When Lucrezia begins to fear her life is in danger, she is desperate to escape her plight. She ruminates:
"Her brothers, by contrast, were trained as rulers: they have been taught to fight, to argue, to debate, to negotiate, to outwit, to outmanoeuvre, to wait, to spot an advantage, to scheme and manipulate and consolidate their influence. They have been schooled in rhetoric, in narrative, in persuasion, both written and verbal. Every morning they are drilled in running, jumping, boxing, weight-lifting, fencing. They have learnt to handle a sword, a dagger, a bow, a lance, a spear; they are taught how to fight on a battlefield: they have studied military tactics. They have been instructed in hand-to-hand combat, with their fists and their feet, in the event of their needing to defend themselves on a street or in a room or on a staircase. They have been taught the fastest and most efficient ways to end the life of another person - an enemy or an assailant or an undesirable." Page 282
Just as Lucrezia is reflecting on all of this, the reader shares her absolute horror that her husband Alfonso will have undergone the same training. How can she refuse to yield herself to a man like that? How can she ever fight back or stand up to him? She is his inferior in every way.

Occasionally, due to the Florentine setting and the inclusion of the Medici family, I was reminded of Luna in The Brightest Star by Emma Harcourt. Set in 1479, that novel is also a young coming of age story set in renaissance Italy with a spirited and inspiring female protagonist chafing against the cultural constraints against women. If you enjoyed one, you'll love the other but I do recommend reading them more than three months apart.

The ending of The Marriage Portrait was a complete and utter shock, and it shouldn't have been.
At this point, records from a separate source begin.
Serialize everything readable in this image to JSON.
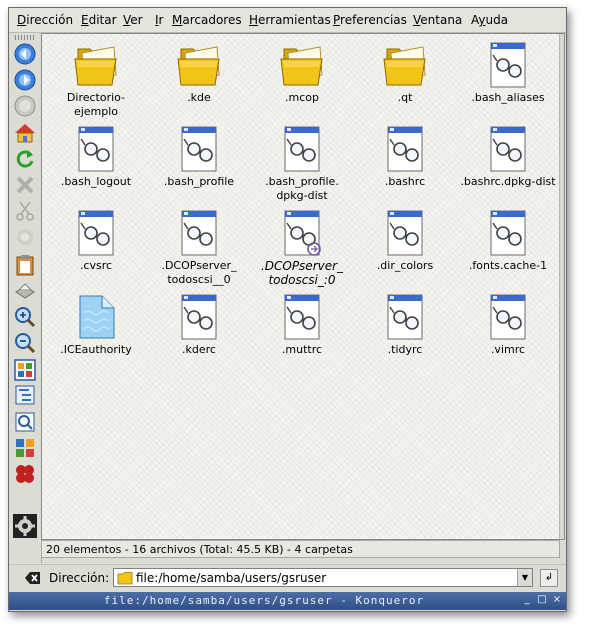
{
  "menu": {
    "items": [
      {
        "pre": "",
        "u": "D",
        "post": "irección"
      },
      {
        "pre": "",
        "u": "E",
        "post": "ditar"
      },
      {
        "pre": "",
        "u": "V",
        "post": "er"
      },
      {
        "pre": "",
        "u": "I",
        "post": "r"
      },
      {
        "pre": "",
        "u": "M",
        "post": "arcadores"
      },
      {
        "pre": "",
        "u": "H",
        "post": "erramientas"
      },
      {
        "pre": "",
        "u": "P",
        "post": "referencias"
      },
      {
        "pre": "",
        "u": "V",
        "post": "entana"
      },
      {
        "pre": "A",
        "u": "y",
        "post": "uda"
      }
    ]
  },
  "toolbar_icons": [
    "back-icon",
    "forward-icon",
    "stop-icon",
    "home-icon",
    "reload-icon",
    "delete-icon",
    "cut-icon",
    "copy-icon",
    "paste-icon",
    "print-icon",
    "zoom-in-icon",
    "zoom-out-icon",
    "icon-view-icon",
    "tree-view-icon",
    "detail-view-icon",
    "thumbnail-view-icon",
    "konqueror-logo-icon",
    "settings-gear-icon"
  ],
  "files": [
    {
      "name": "Directorio-ejemplo",
      "lines": [
        "Directorio-",
        "ejemplo"
      ],
      "type": "folder"
    },
    {
      "name": ".kde",
      "lines": [
        ".kde"
      ],
      "type": "folder"
    },
    {
      "name": ".mcop",
      "lines": [
        ".mcop"
      ],
      "type": "folder"
    },
    {
      "name": ".qt",
      "lines": [
        ".qt"
      ],
      "type": "folder"
    },
    {
      "name": ".bash_aliases",
      "lines": [
        ".bash_aliases"
      ],
      "type": "text"
    },
    {
      "name": ".bash_logout",
      "lines": [
        ".bash_logout"
      ],
      "type": "text"
    },
    {
      "name": ".bash_profile",
      "lines": [
        ".bash_profile"
      ],
      "type": "text"
    },
    {
      "name": ".bash_profile.dpkg-dist",
      "lines": [
        ".bash_profile.",
        "dpkg-dist"
      ],
      "type": "text"
    },
    {
      "name": ".bashrc",
      "lines": [
        ".bashrc"
      ],
      "type": "text"
    },
    {
      "name": ".bashrc.dpkg-dist",
      "lines": [
        ".bashrc.dpkg-dist"
      ],
      "type": "text"
    },
    {
      "name": ".cvsrc",
      "lines": [
        ".cvsrc"
      ],
      "type": "text"
    },
    {
      "name": ".DCOPserver_todoscsi__0",
      "lines": [
        ".DCOPserver_",
        "todoscsi__0"
      ],
      "type": "text"
    },
    {
      "name": ".DCOPserver_todoscsi_:0",
      "lines": [
        ".DCOPserver_",
        "todoscsi_:0"
      ],
      "type": "link"
    },
    {
      "name": ".dir_colors",
      "lines": [
        ".dir_colors"
      ],
      "type": "text"
    },
    {
      "name": ".fonts.cache-1",
      "lines": [
        ".fonts.cache-1"
      ],
      "type": "text"
    },
    {
      "name": ".ICEauthority",
      "lines": [
        ".ICEauthority"
      ],
      "type": "binary"
    },
    {
      "name": ".kderc",
      "lines": [
        ".kderc"
      ],
      "type": "text"
    },
    {
      "name": ".muttrc",
      "lines": [
        ".muttrc"
      ],
      "type": "text"
    },
    {
      "name": ".tidyrc",
      "lines": [
        ".tidyrc"
      ],
      "type": "text"
    },
    {
      "name": ".vimrc",
      "lines": [
        ".vimrc"
      ],
      "type": "text"
    }
  ],
  "status": {
    "text": "20 elementos - 16 archivos (Total: 45.5 KB) - 4 carpetas"
  },
  "location": {
    "label": "Dirección:",
    "value": "file:/home/samba/users/gsruser"
  },
  "window": {
    "title": "file:/home/samba/users/gsruser - Konqueror",
    "controls": [
      "_",
      "□",
      "×"
    ]
  },
  "colors": {
    "folder": "#f2c418",
    "titlebar": "#3a5a94",
    "content_bg": "#f4f3ee"
  }
}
I'll say no more, but readers will either love the surprise, or they won't. I wasn't a fan, but the novel moved me so much that The Marriage Portrait is still a solid 5 star read for me and a definite contender for this year's Top 5 Books of 2022 list.

Sublime and highly recommended!

My Rating: